Menendez: "So climate change is real. Is it caused by humans?"

Harbert: "And the other part of that answer is, is it warming as much as some of my colleagues on this panel have predicted in the past, and the answer is no." (The witness panel included former NASA climate scientist James Hansen and Sierra Club Executive Director Michael Brune.)

Menendez: "I am going to get to that, too ... but you have got to give me your answer: Is it caused by humans?"

Harbert: "It is caused by lots of different things, and you can't say that climate change is only caused by humans. I think the science is what you're pointing to, and we have a robust debate going on in this country, as we should, and those that would say everything is settled sort of undercut the integrity of science. It's an ongoing discussion."

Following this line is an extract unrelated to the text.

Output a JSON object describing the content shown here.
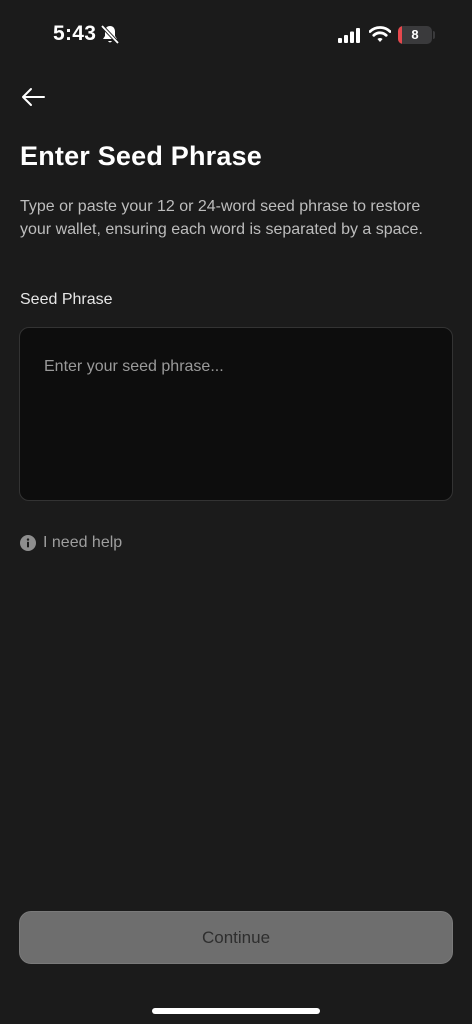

So, at the end of all that, the Chamber is acknowledging a human contribution to climate change. But Harbert's framing underplays the extent of agreement among scientists that human activities, including carbon emissions from fossil fuels, are the key driver of global warming.

For instance, a recent joint report by the National Academy of Sciences and the U.K.'s Royal Society concludes that recent climate change is "largely" caused by humans, and the United Nations Intergovernmental Panel on Climate Change last year concluded there's at least a 95 percent chance that humans have been the "dominant" cause of warming since the mid-20th century.

The Menendez-Harbert exchange on climate begins at the 59:50 mark here.